Two credit organizations have downgraded the credit rating for Conuma due to its debt load and compromised financial position. Yet the federal government still loaned the company $120-million dollars.
The report notes that, “Continuing losses due to low coal prices could see the shuttering of one or more of the company’s operating mines along with layoffs, repeating the negative consequences of the bust phase of the business cycle. Meanwhile, caribou habitat continues to degrade.”
These damning findings reflect metallurgical coal’s longer track record in Western Canada.
The highly-subsidized Northeast Coal project, for example, promised more jobs and profits than they delivered in the 1980s. Only 55 per cent of forecast jobs ever appeared and at a cost to the taxpayer of $1.4 million per job.
The report’s conclusions are stark: “Our research indicates that caribou are being sacrificed under a faulty and grossly exaggerated benefits narrative developed without any meaningful guidelines as to how the benefits should be estimated or presented.”
Moreover “regulators do not test the reasonableness of proponents’ projections, and they fail to ensure that the benefits upon which project approval is based actually materialize.”
‘They didn’t even anticipate booms and busts’
Allan told The Tyee that report really highlights profound and systemic failings in regulatory oversight that both destroy nature and waste capital.
“We know that most of the caribou in the region are headed towards extinction and that the promises on mitigating the impacts on caribou have been broken,” said Allan.

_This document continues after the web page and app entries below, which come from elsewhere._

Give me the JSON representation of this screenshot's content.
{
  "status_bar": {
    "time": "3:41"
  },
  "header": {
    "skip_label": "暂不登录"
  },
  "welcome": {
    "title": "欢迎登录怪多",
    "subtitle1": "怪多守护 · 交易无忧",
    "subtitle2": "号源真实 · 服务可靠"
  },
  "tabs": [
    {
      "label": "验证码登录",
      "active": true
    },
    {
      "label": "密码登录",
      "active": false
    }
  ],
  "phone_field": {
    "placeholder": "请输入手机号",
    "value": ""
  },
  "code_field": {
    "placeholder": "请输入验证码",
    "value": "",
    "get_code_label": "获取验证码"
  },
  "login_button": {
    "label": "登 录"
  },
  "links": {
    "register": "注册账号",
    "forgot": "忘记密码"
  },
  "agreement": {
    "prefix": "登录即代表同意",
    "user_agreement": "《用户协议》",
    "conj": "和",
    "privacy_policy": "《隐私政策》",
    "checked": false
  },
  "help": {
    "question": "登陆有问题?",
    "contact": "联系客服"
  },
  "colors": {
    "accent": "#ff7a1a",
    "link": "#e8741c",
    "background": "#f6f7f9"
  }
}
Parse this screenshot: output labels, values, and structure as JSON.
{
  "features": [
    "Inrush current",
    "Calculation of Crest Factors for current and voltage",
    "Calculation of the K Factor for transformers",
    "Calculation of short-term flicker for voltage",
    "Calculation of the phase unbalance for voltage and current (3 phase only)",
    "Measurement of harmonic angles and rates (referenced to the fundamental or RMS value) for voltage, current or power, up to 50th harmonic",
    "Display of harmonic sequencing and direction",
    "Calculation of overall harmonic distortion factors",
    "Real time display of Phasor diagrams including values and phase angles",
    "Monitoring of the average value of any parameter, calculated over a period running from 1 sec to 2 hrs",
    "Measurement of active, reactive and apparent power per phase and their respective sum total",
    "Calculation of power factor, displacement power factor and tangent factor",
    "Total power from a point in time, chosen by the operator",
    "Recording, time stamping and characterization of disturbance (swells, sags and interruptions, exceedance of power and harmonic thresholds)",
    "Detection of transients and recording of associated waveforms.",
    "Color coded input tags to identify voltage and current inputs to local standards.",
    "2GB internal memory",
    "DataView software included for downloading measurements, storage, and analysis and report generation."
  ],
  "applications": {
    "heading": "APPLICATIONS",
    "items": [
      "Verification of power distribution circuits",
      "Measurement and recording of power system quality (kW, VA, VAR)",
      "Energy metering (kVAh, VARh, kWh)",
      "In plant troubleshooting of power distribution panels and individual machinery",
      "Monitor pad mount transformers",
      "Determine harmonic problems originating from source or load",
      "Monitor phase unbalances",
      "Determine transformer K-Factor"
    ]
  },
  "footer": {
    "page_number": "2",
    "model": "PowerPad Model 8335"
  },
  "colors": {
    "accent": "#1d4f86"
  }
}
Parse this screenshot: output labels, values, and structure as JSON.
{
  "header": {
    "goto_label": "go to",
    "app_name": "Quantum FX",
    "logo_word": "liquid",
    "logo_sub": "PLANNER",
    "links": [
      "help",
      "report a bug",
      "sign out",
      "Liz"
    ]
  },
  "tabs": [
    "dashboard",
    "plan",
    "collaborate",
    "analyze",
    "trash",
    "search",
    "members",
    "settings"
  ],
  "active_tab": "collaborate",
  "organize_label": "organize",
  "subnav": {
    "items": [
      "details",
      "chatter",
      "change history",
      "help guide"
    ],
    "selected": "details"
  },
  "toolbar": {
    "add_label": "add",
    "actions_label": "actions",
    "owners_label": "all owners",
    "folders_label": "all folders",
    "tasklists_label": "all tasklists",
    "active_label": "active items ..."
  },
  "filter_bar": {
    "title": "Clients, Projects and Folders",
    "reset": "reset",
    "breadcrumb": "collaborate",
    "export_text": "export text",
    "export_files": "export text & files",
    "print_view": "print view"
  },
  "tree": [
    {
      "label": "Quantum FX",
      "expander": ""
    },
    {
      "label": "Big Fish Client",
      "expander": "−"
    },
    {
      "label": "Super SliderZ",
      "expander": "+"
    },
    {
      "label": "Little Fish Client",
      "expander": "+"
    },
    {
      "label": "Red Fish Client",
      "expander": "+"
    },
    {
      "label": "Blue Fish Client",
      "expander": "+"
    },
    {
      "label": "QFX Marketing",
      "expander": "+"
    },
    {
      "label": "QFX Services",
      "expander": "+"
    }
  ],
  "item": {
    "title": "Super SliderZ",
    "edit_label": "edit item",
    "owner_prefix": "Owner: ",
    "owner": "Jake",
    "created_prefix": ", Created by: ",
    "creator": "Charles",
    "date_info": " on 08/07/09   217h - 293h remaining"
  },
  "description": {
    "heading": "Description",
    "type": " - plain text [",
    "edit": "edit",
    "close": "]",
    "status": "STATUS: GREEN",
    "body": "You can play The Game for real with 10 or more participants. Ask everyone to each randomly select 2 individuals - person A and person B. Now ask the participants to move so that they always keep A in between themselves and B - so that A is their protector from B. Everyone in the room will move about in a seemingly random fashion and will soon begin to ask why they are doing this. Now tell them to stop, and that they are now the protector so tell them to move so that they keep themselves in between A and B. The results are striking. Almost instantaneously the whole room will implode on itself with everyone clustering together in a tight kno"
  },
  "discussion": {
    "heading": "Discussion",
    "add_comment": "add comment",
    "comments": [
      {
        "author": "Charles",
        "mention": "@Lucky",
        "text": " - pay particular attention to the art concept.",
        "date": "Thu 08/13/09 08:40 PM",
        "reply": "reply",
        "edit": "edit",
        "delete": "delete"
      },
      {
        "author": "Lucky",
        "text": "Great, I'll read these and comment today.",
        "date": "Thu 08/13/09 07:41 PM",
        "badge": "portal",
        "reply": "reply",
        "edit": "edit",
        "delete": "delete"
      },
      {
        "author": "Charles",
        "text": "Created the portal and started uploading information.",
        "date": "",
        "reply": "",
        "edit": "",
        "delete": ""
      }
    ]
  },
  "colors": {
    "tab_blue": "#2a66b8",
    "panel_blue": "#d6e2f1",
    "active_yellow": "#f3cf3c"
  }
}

“But what shocked me most was the total failure to protect the economy. The regulators failed at every level. They didn’t even anticipate booms and busts.”

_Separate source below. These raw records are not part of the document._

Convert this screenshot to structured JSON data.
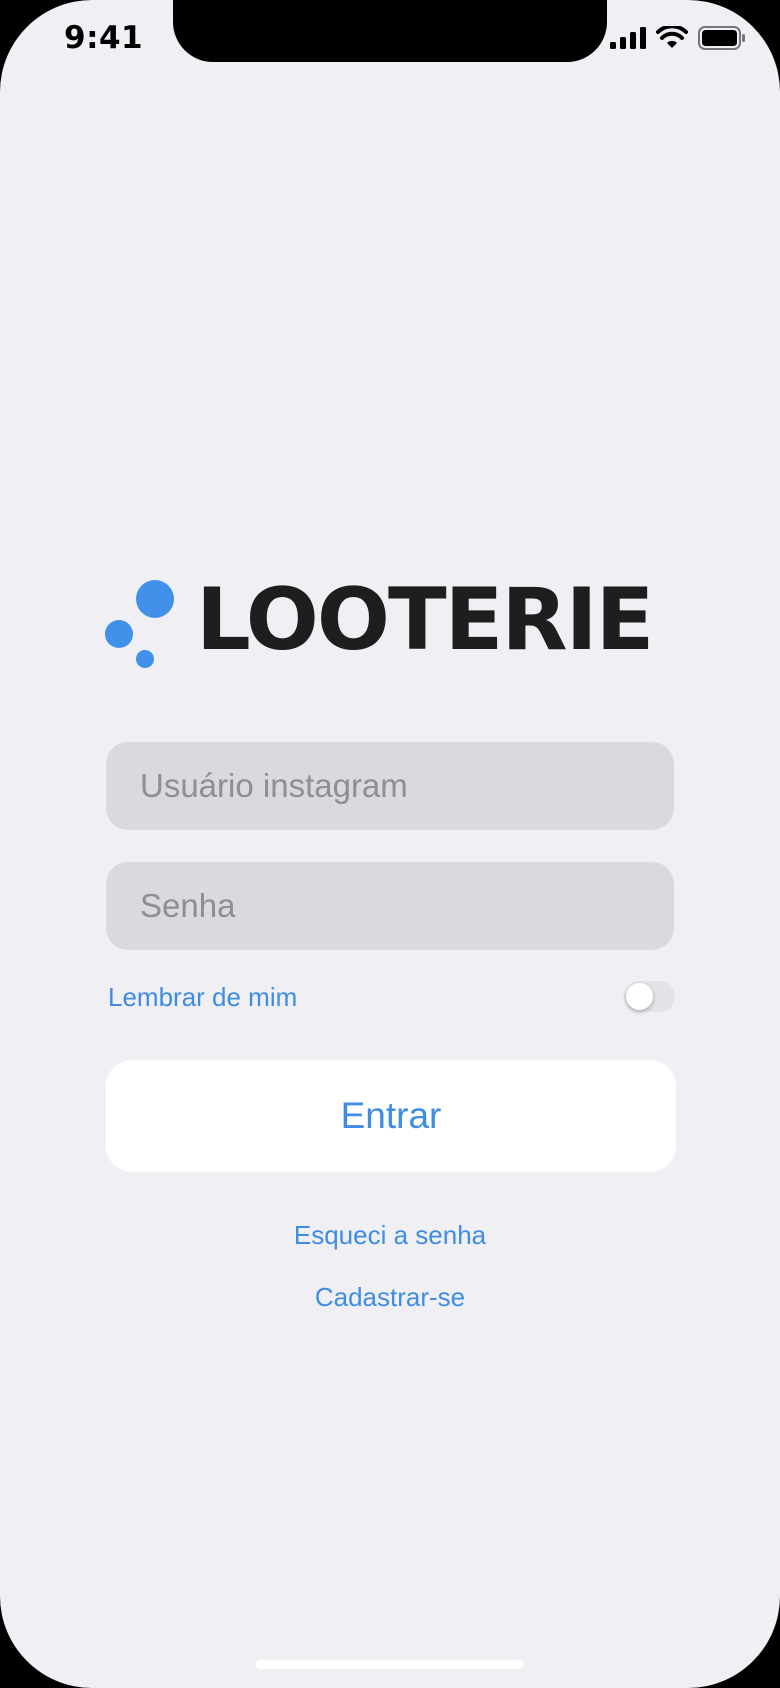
{
  "status_bar": {
    "time": "9:41",
    "icons": [
      "cellular-signal-icon",
      "wifi-icon",
      "battery-icon"
    ]
  },
  "logo": {
    "text": "LOOTERIE",
    "accent_color": "#4191ea"
  },
  "form": {
    "username_placeholder": "Usuário instagram",
    "password_placeholder": "Senha",
    "remember_label": "Lembrar de mim",
    "remember_on": false,
    "submit_label": "Entrar"
  },
  "links": {
    "forgot_password": "Esqueci a senha",
    "sign_up": "Cadastrar-se"
  },
  "colors": {
    "accent": "#3f8de3",
    "background": "#efeff4",
    "field_background": "#d9d9de"
  }
}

Allan said the report’s findings should be intently studied by Albertans because the Kenney government has become a brash advocate for Australian coal miners and their speculators.
Four Australian companies now propose to industrialize more than 800 square kilometres of the southern Rockies with a half dozen open-pit coal mines in the Oldman River watershed.

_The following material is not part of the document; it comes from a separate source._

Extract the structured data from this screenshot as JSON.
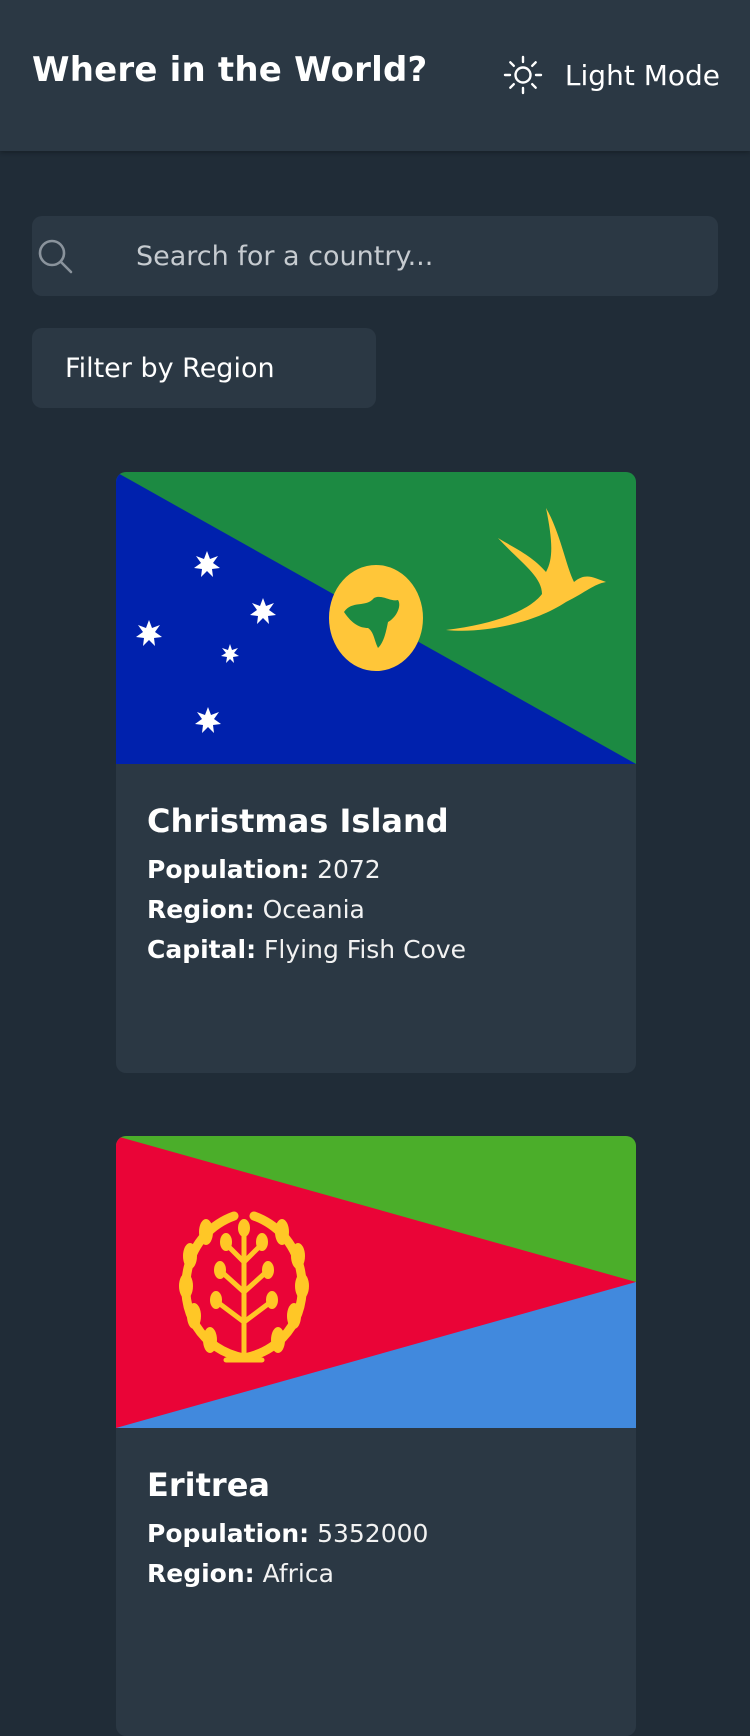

To open up 1.5 million hectares to development and exploration the Kenney government also abolished the province’s 44-year-old Coal Policy.
Unlike British Columbia’s mining regime, that policy sought to correct the excesses of the bust and boom industry with rigorous assessments of costs and benefits as well as high royalties and strict environmental guidelines.
“Albertans must understand that once you take the top off a mountain, it never goes back on,” warned Allan.
She added that the mining companies will duly produce rosy job forecasts with no bust cycles, healthy revenues and commitments to fix the environmental damage.
“But based on our research in northeastern B.C., all of those promises will be broken. And I’d be very careful of the regulators: they say one thing and do another.”
*Story updated at 9:05 p.m. on Dec. 3, 2020 to include the Mining Association of British Columbia’s response which was received after publication.